The life and times of Condover Hall
PUBLISHED: 09:16 25 February 2013 | UPDATED: 22:09 26 February 2013
Condover Hall – The Story of an Elizabethan House, by local historian John Richard Hodges, is a great way to while away some cosy evenings, rich as it is in lively text and lavish illustration
Condover Hall The Story of an Elizabethan House, by local historian John Richard Hodges, is a great way to while away some cosy evenings, rich as it is in lively text and lavish illustration.
It tells the remarkable story of a fine house and those who have been fortunate to live there over the centuries.
Condover Hall, built in the reign of Queen Elizabeth I, is a stately mansion, often described as the grandest in Shropshire. It remains one of the most complete country houses in Great Britain.
It has experienced many ups and downs since it was built by Thomas Owen, who was a Judge of the Common Pleas. The Owen family lived in opulent splendour through many generations with clever marriages into other more illustrious families, among them the Myttons of Halston Hall and the Leightons of Loton Park, both in Shropshire.
It passed through inheritance to Thomas Cholmondeley in 1863, and then to his younger brother Reginald Cholmondeley. He married Alice Egerton, daughter and heiress to Lord Egerton of Tatton Park in Cheshire.
Tragedy struck this young couple with the untimely death of the beautiful Alice in childbirth. Visitors to Condover church cannot fail to be moved by the memorial tomb, created by Reginald Cholmondeley with the Victorian sculptor George Frederick Watts a poignant life-size recumbent effigy of Alice with the infant child in Carrara marble.
Reginald entertained such luminaries of the time as author Mark Twain and the painter Sir John Millais.
This masterful book traces generation of the families who have been in residence since at Condover Hall, and its importance in the local community.
It is a fascinating insight into the intrigues and social matchmaking between the great merchant families of Shropshire who had made their money as drapers, trading Welsh wool over the border.
It features extracts from personal journals and historical records of the time. The author records the lavish interiors, architectural features and art collections, and we join the occupants on their travels, including lavish dinners with Maharajas in exotic palaces in Kashmir. What exciting lives these Salopians led!
After the death of Reginald Cholmondeley in 1896 the Condover estate was sold to Edward Brocklehust Fielden, who had made his fortune in the Lancashire and Yorkshire cotton mills. He was considered by Shropshire county families to be very much new money (even though he was a Tory Member of Parliament in Manchester).
In 1927 the hall was sold to Rex Cohen, the managing director of Lewiss Stores in Liverpool, Manchester and Birmingham. Then in the 1930s it was bought by industrialist William Henry Abbey, though he never lived in the house.
During the Second World War Condover Hall was commandeered by the War Office and used as an officers mess for nearby RAF Condover airfield.

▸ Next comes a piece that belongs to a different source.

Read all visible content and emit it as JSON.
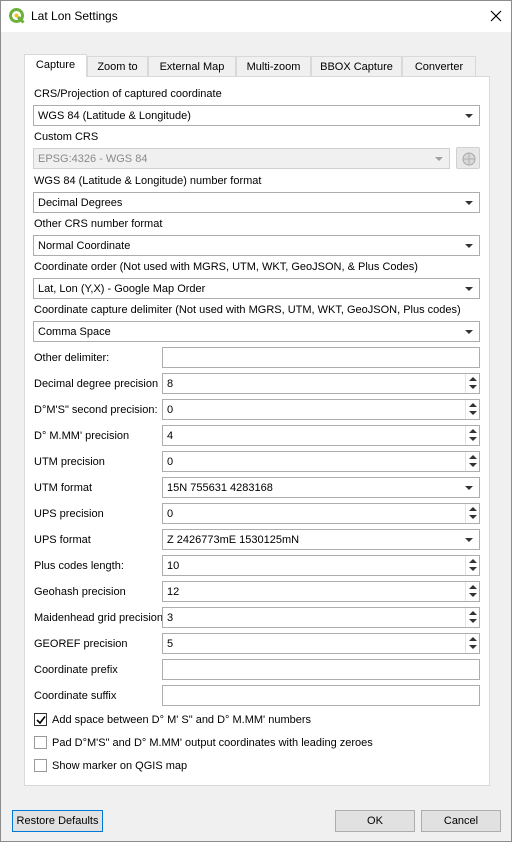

In 1948. the hall was bought by the National Institute for the Blind as a residential school for blind children with additional handicaps. This period of its history is well covered with contemporary accounts from past staff members.
The book also takes in its present incarnation as a JCA Adventures residential activity centre for young people, complete with high ropes activities, sports fields, adventure rooms and accommodation.
Local residents pop up with their own tales of ghostly appearances at the hall.
I thoroughly recommend this beautifully written book; a fascinating record of a building and its 400
Condover Hall The Story of an Elizabethan House
Available to Shropshire Life readers for special price of 16 inc P&P direct from author Richard Hodges
7 Amber Reach, Spring Lane, Worcester WR5 1AU.